The instructions given were ample to cover the situation. A defendant is not entitled to have his own particular phrasing of the law adopted by the court or given to the jury. It is sufficient if the substance of the law applicable to the case is set forth by the court correctly in its instructions. People v. MacDonald, 24 Cal.App.2d 702, 76 P.2d 121; People v. Parchen, 37 Cal.App.2d 215, 223, 98 P.2d 1045; People v. Vest, 65 Cal.App.2d 774, 781, 151 P.2d 666. Furthermore, the instruction proposed by defendant and refused by the court was defective in that it left it to defendant to determine whether the danger of great bodily injury existed, while the rule as stated in 13 Cal.Jur., p. 638, sec. 42, is: It is not enough that there should exist in the mind of the defendant a belief that he is in actual peril. It must appear not only that he believed himself in such peril, but that, as a reasonable person, he had sufficient grounds for his belief.' (Italics added.) Also there is no evidence that Poteski ‘intended and endeavored in a violent riotous and tumultuous manner to enter the habitation * * * [or] gave evidence that he intended to do great bodily harm to persons therein. * * *’ There was no violence until after Poteski, Mrs. Reese and defendant had entered the room.

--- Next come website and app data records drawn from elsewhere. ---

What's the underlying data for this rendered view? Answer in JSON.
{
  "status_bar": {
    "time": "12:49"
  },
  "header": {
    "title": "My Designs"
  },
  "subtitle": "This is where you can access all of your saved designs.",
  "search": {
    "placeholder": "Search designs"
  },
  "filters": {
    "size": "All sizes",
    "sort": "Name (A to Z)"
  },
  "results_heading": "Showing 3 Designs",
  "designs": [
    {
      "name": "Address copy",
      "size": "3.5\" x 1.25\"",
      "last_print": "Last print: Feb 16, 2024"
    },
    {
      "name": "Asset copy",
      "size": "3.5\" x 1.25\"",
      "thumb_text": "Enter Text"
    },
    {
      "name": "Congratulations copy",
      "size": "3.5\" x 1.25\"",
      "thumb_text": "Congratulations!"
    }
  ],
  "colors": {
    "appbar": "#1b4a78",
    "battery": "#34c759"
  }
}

Appellant stresses the fact that the testimony of Poteski was uncorroborated, while his own testimony was corroborated by Mrs. Reese. While it is true that Mrs. Reese's testimony did, to considerable extent, parallel that of defendant, nevertheless the jury may well have considered such testimony on her part as unworthy of much weight in view of the intimacy that apparently existed between her and defendant, the fact that her statements at the trial did not conform in several respects to those made by her prior thereto, and her admissions that she had talked the matter over with defendant subsequent to his arrest, that she loved defendant and intended to marry him, and that she ‘would do anything to avert any harm coming to him.’
‘We find no reversible error in the record, and the judgment and order denying a new trial are affirmed.
ADAMS, Presiding Justice.
THOMPSON and PEEK, JJ., concur.